Lori Tankel had a problem: A lot of angry people thought she was George Zimmerman.
She began getting death threats on her
cellphone after a jury acquitted him on July 13, 2013, of the second-degree murder of 17-year-old Trayvon Martin.
Unfortunately for Tankel, her number was one digit away from the number Zimmerman used to make his call to police just before he fatally shot Martin.
The phone number had been shown throughout the trial. And, believing the number was Zimmerman’s, someone posted Tankel’s number online.
Just minutes after the verdict, Tankel began getting death threats.
“We’re going to kill you. We’re going to get you. Watch your back,” threatened a typical call.
Tankel worked as a sales representative for several horse companies. She had grown used to relying on her phone to keep her business going.
But, almost as soon as the Zimmerman verdict came in, “My phone just started to blow up. Phone call after phone call, multiple phone
calls,” Tankel said.
So she did what any ordinary citizen, faced with multiple death threats, would do: She called the police.
According to her, the Seminole County Sheriff’s Office told her the department itself receives around 400 death threats a minute on social media sites.
In short: Unless you’re wealthy, a politician or–best of all–a cop, don’t expect the police to protect you if your life is threatened.
If you doubt it, consider the lessons to be learned when, in February, 2013, Christopher Dorner declared war on his former fellow officers of the Los Angeles Police Department.
First, above everyone else, police look out for each other.
Robert Daley bluntly revealed this truth in his 1971 bestseller, Target Blue: An Insider’s View of the N.Y.P.D. A police reporter for the New York Times, he served for one year as a deputy police commissioner.
“A great many solvable crimes in the city were never solved, because not enough men were assigned to the case, or because those assigned were lazy or hardly cared or got sidetracked.
“But when a cop got killed, no other cop got sidetracked. Detectives worked on the case night and day….
“In effect, the citizen who murdered his wife’s lover was sought by a team of detectives, two men. But he who killed a cop was sought by 32,000.”
Second, don’t expect the police to do for you what they’ll do for one another.
The LAPD assigned security and surveillance details to at least 50 threatened officers and their families. A typical detail consists of two to five or more guards. And those guards must be changed every eight to 12 hours.
Those details stayed in place long after Dorner was killed in a firefight on February 12.
But if your bullying neighbor threatens to kill you, don’t expect the police to send a guard detail over. They’ll claim: ”We can’t do anything until the guy does something. If he does, give us a call.”
Third, the more status and wealth you command, the more likely the police are to address your complaint or solve your case.

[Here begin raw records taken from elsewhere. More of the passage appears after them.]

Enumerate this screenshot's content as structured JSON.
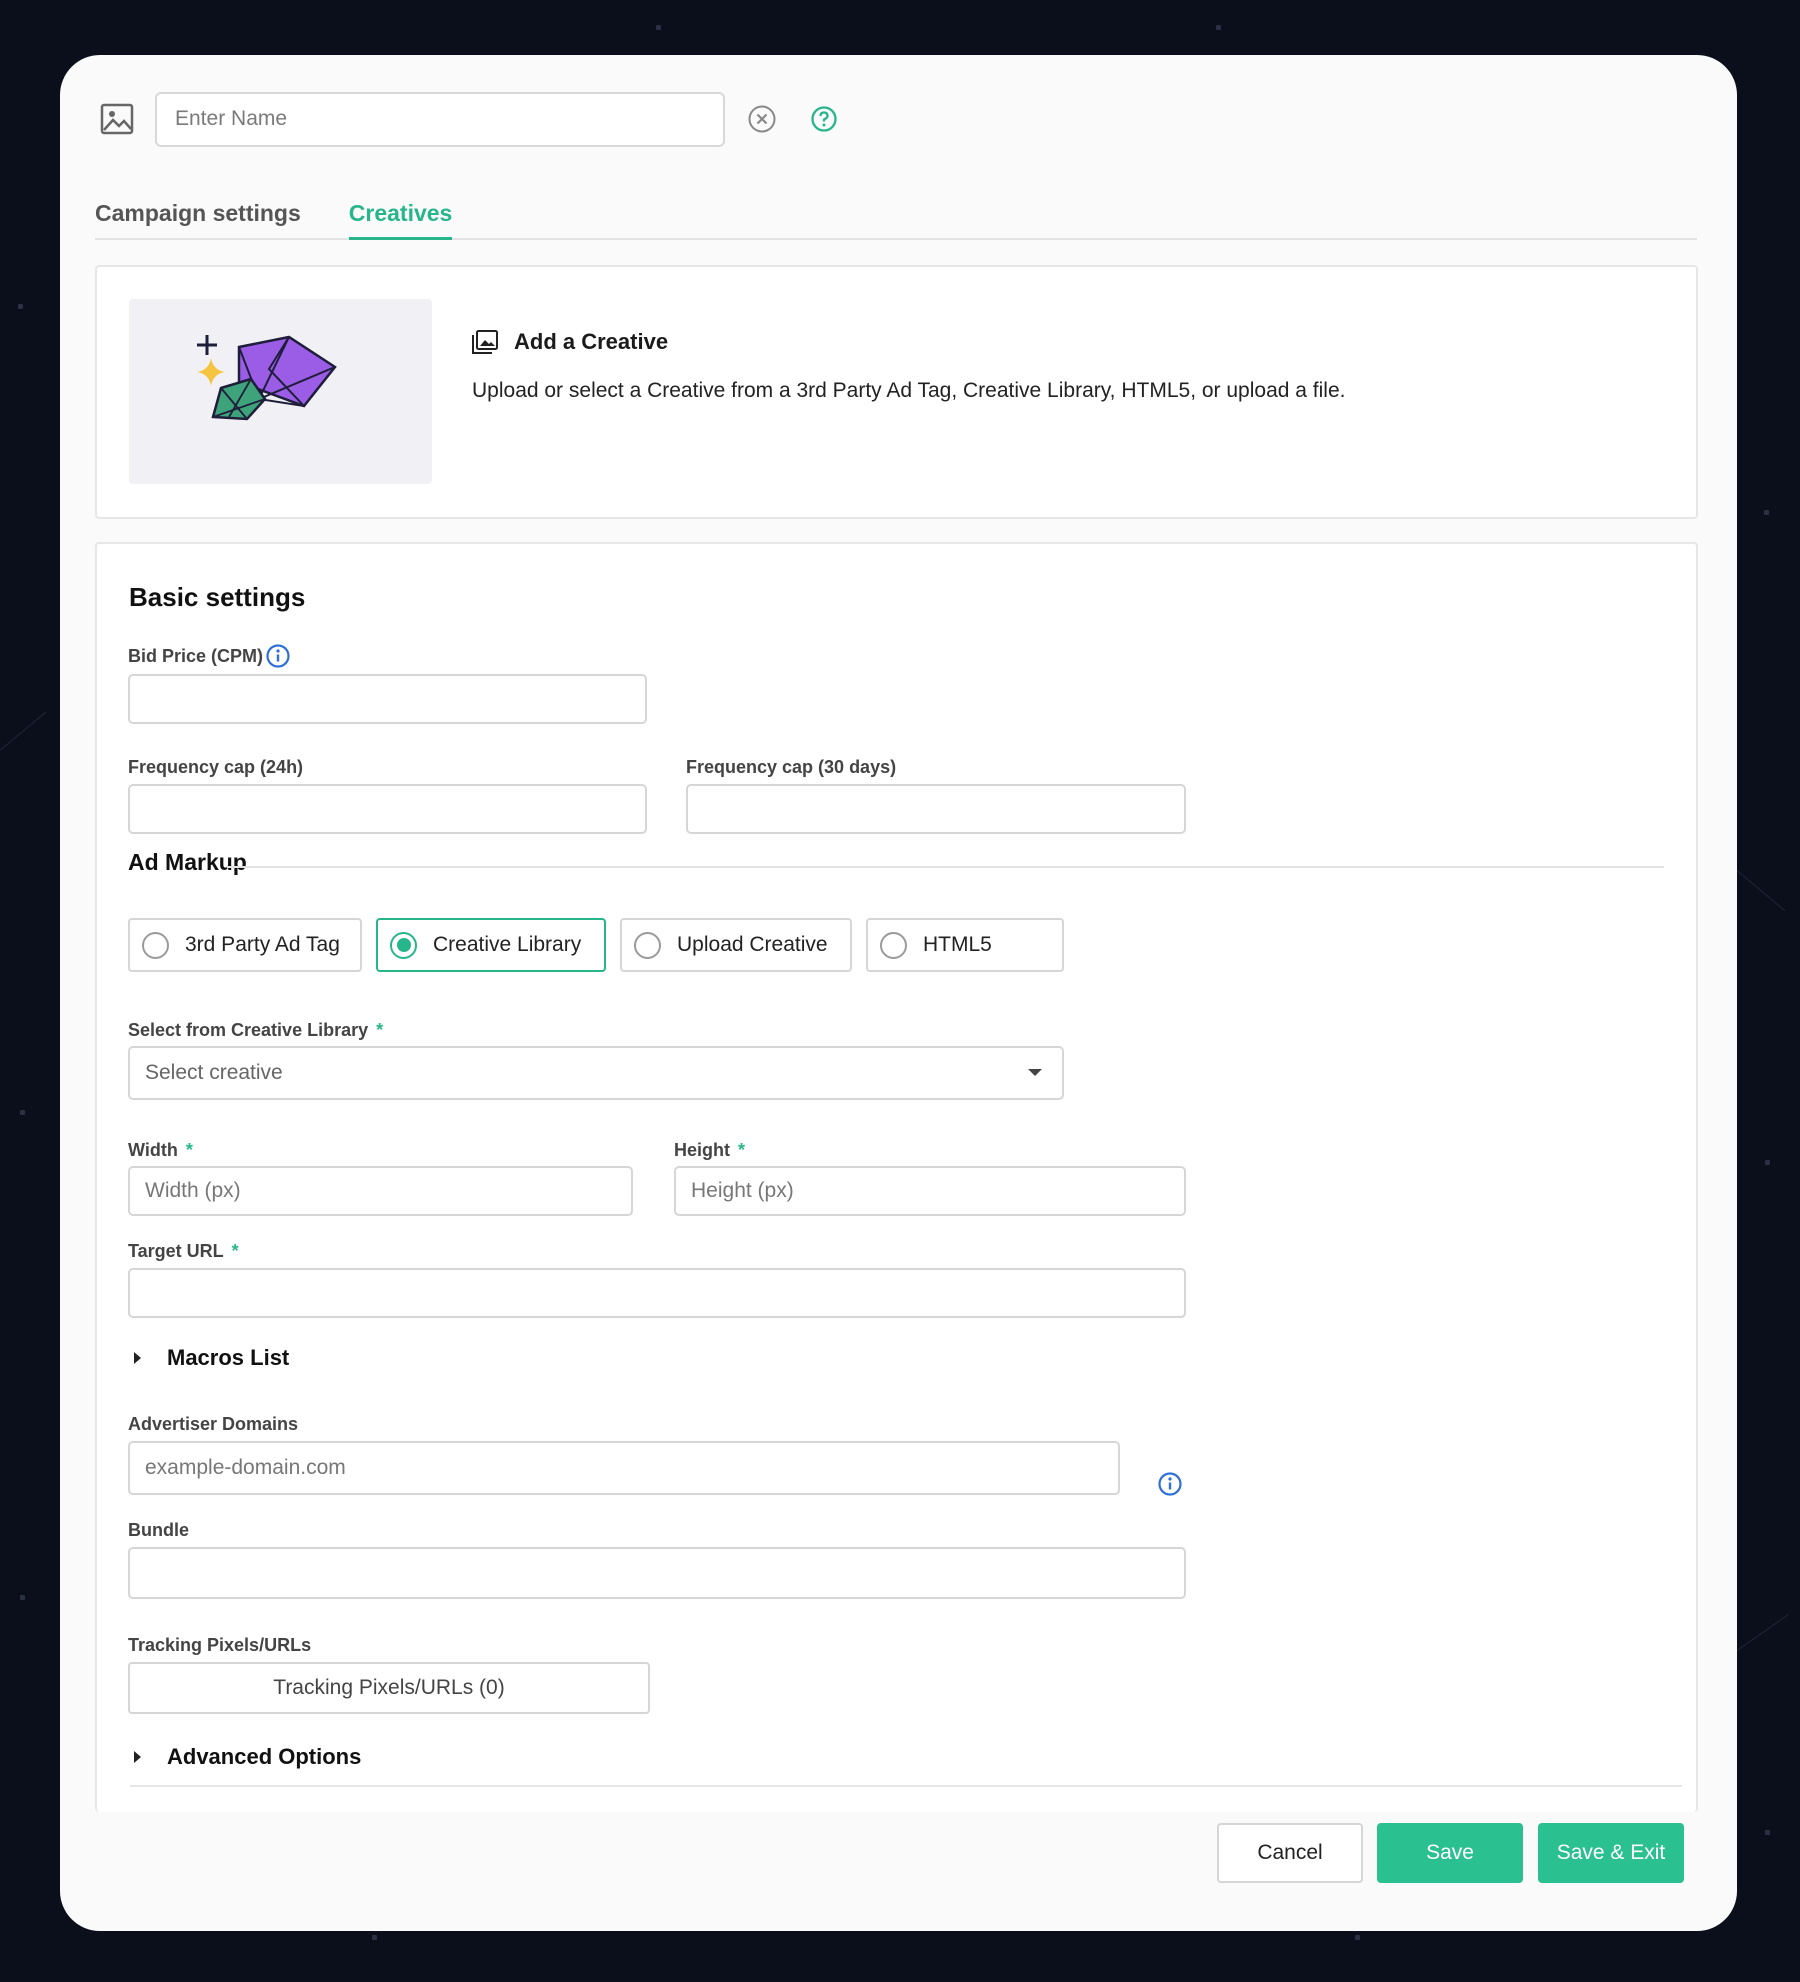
{
  "header": {
    "name_placeholder": "Enter Name"
  },
  "tabs": [
    {
      "label": "Campaign settings",
      "active": false
    },
    {
      "label": "Creatives",
      "active": true
    }
  ],
  "add_creative": {
    "title": "Add a Creative",
    "description": "Upload or select a Creative from a 3rd Party Ad Tag, Creative Library, HTML5, or upload a file."
  },
  "basic_settings": {
    "title": "Basic settings",
    "bid_price_label": "Bid Price (CPM)",
    "freq_24h_label": "Frequency cap (24h)",
    "freq_30d_label": "Frequency cap (30 days)"
  },
  "ad_markup": {
    "title": "Ad Markup",
    "options": [
      {
        "label": "3rd Party Ad Tag",
        "selected": false
      },
      {
        "label": "Creative Library",
        "selected": true
      },
      {
        "label": "Upload Creative",
        "selected": false
      },
      {
        "label": "HTML5",
        "selected": false
      }
    ],
    "select_label": "Select from Creative Library",
    "select_value": "Select creative",
    "width_label": "Width",
    "width_placeholder": "Width (px)",
    "height_label": "Height",
    "height_placeholder": "Height (px)",
    "target_url_label": "Target URL",
    "required_mark": "*"
  },
  "macros_label": "Macros List",
  "advertiser_domains": {
    "label": "Advertiser Domains",
    "placeholder": "example-domain.com"
  },
  "bundle_label": "Bundle",
  "tracking": {
    "label": "Tracking Pixels/URLs",
    "button": "Tracking Pixels/URLs (0)"
  },
  "advanced_label": "Advanced Options",
  "footer": {
    "cancel": "Cancel",
    "save": "Save",
    "save_exit": "Save & Exit"
  },
  "colors": {
    "accent": "#27b58a",
    "info": "#2f6fd6",
    "background": "#0b0f1c"
  }
}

If you’re rich, your complaint will likely get top priority and the best service the agency can provide.
But if you’re poor or even middle-class without high-level political or police connections, you’ll be told: “We just don’t have the resources to protect everybody.”
Fourth, don’t expect your police department to operate with the vigor or efficiency of TV police agencies.
“I want this rock [Hawaii] sealed off,” Steve McGarrett (Jack Lord) routinely ordered when pursuing criminals on “Hawaii Five-O.”
Jack Lord as Steve McGarrett
Real-life police departments, on the other hand:
- Often lack state-of-the-art crime labs to analyze evidence.
- Often lose or accidentally destroy important files.
- Are–like all bureaucracies–staffed by those who are lazy, indifferent or incompetent.
- Are notoriously competitive, generally refusing to share information with other police departments-–thus making it easier for criminals to run amok.
Even when police ”solve” a crime, that simply means making an arrest.
After that, there are at least three possible outcomes:
- The District Attorney may decide not to file charges.
- Or the perpetrator may plead to a lesser offense and serve only a token sentence-–or none at all.
- Or he might be found not guilty by a judge or jury.
Fifth, the result of all this can only be increased disrespect for law enforcement from a deservedly–and increasingly–cynical public.
It is the witnessing of blatant inequities and hypocrisies such as those displayed in the Christopher Dorner case that most damages public support for police at all levels.
When citizens believe police care only about themselves, and lack the ability-–or even the will-–to protect citizens or avenge their victimization by arresting the perpetrators, that is a deadly blow to law enforcement.
Police depend on citizens for more than crime tips. They depend upon them to support hiring more cops and buying state-of-the-art police equipment. When public support vanishes, so does much of that public funding.
The result can only be a return to the days of the lawless West, where citizens–as individuals or members of vigilantee committees–looked only to themselves for protection.